(Items from an interface collection)
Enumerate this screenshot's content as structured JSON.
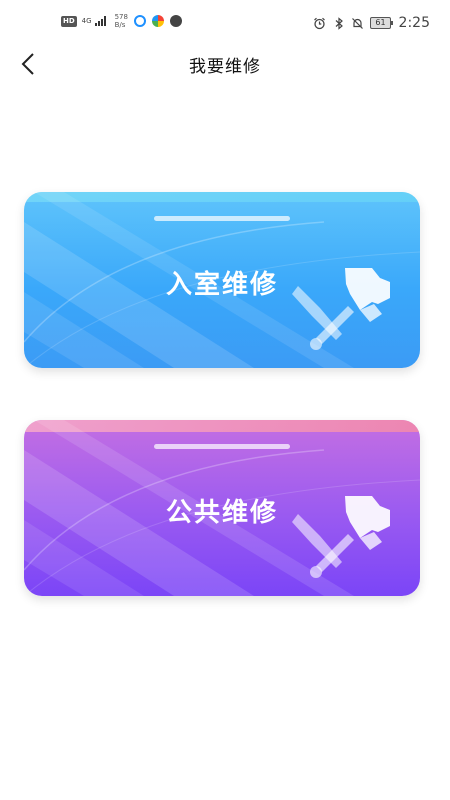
{
  "status_bar": {
    "hd": "HD",
    "network": "4G",
    "speed_value": "578",
    "speed_unit": "B/s",
    "battery": "61",
    "time": "2:25"
  },
  "header": {
    "title": "我要维修"
  },
  "cards": [
    {
      "label": "入室维修",
      "accent": "#3aa8fa"
    },
    {
      "label": "公共维修",
      "accent": "#8b4ff4"
    }
  ],
  "colors": {
    "background": "#ffffff",
    "blue_card": "#3aa8fa",
    "purple_card": "#7b45f7"
  },
  "icons": {
    "back": "chevron-left-icon",
    "card_decoration": "wrench-hammer-icon"
  }
}
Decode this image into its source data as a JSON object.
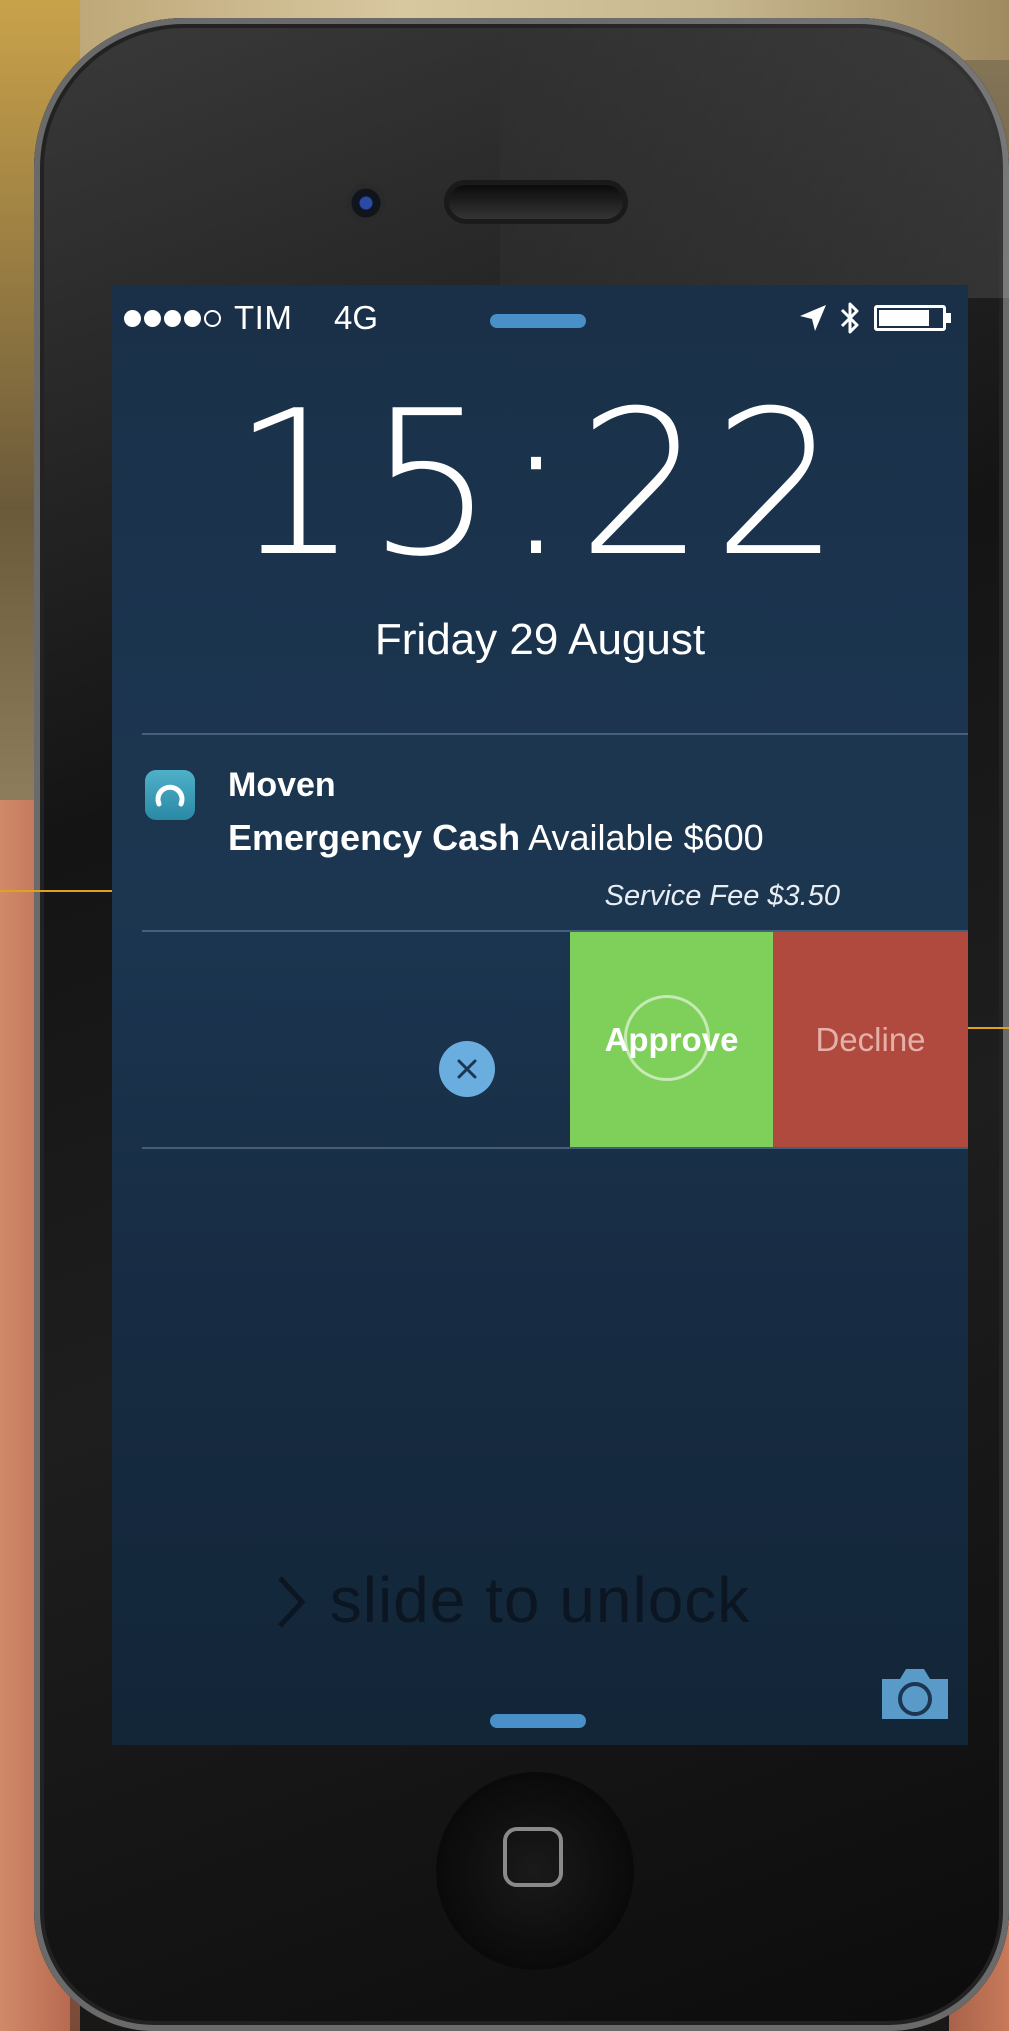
{
  "status_bar": {
    "carrier": "TIM",
    "network": "4G",
    "signal_bars_filled": 4,
    "signal_bars_total": 5,
    "battery_level": 0.8
  },
  "lock_screen": {
    "time": "15:22",
    "date": "Friday 29 August",
    "unlock_text": "slide to unlock"
  },
  "notification": {
    "app_name": "Moven",
    "title": "Emergency Cash",
    "message": "Available $600",
    "fee": "Service Fee $3.50",
    "icon_color": "#3a9ab8"
  },
  "actions": {
    "approve_label": "Approve",
    "decline_label": "Decline",
    "approve_color": "#7ed05a",
    "decline_color": "#b04a3e"
  },
  "icons": {
    "location": "location-arrow-icon",
    "bluetooth": "bluetooth-icon",
    "battery": "battery-icon",
    "dismiss": "close-icon",
    "camera": "camera-icon",
    "chevron": "chevron-right-icon"
  }
}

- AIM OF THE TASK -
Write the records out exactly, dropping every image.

- RESULT OF THE TASK -
Enumerate this screenshot's content as structured JSON.
{
  "status_bar": {
    "hd": "HD",
    "network": "4G",
    "speed_value": "578",
    "speed_unit": "B/s",
    "battery": "61",
    "time": "2:25"
  },
  "header": {
    "title": "我要维修"
  },
  "cards": [
    {
      "label": "入室维修",
      "accent": "#3aa8fa"
    },
    {
      "label": "公共维修",
      "accent": "#8b4ff4"
    }
  ],
  "colors": {
    "background": "#ffffff",
    "blue_card": "#3aa8fa",
    "purple_card": "#7b45f7"
  },
  "icons": {
    "back": "chevron-left-icon",
    "card_decoration": "wrench-hammer-icon"
  }
}
Decode this image into its source data as a JSON object.
{
  "status_bar": {
    "carrier": "TIM",
    "network": "4G",
    "signal_bars_filled": 4,
    "signal_bars_total": 5,
    "battery_level": 0.8
  },
  "lock_screen": {
    "time": "15:22",
    "date": "Friday 29 August",
    "unlock_text": "slide to unlock"
  },
  "notification": {
    "app_name": "Moven",
    "title": "Emergency Cash",
    "message": "Available $600",
    "fee": "Service Fee $3.50",
    "icon_color": "#3a9ab8"
  },
  "actions": {
    "approve_label": "Approve",
    "decline_label": "Decline",
    "approve_color": "#7ed05a",
    "decline_color": "#b04a3e"
  },
  "icons": {
    "location": "location-arrow-icon",
    "bluetooth": "bluetooth-icon",
    "battery": "battery-icon",
    "dismiss": "close-icon",
    "camera": "camera-icon",
    "chevron": "chevron-right-icon"
  }
}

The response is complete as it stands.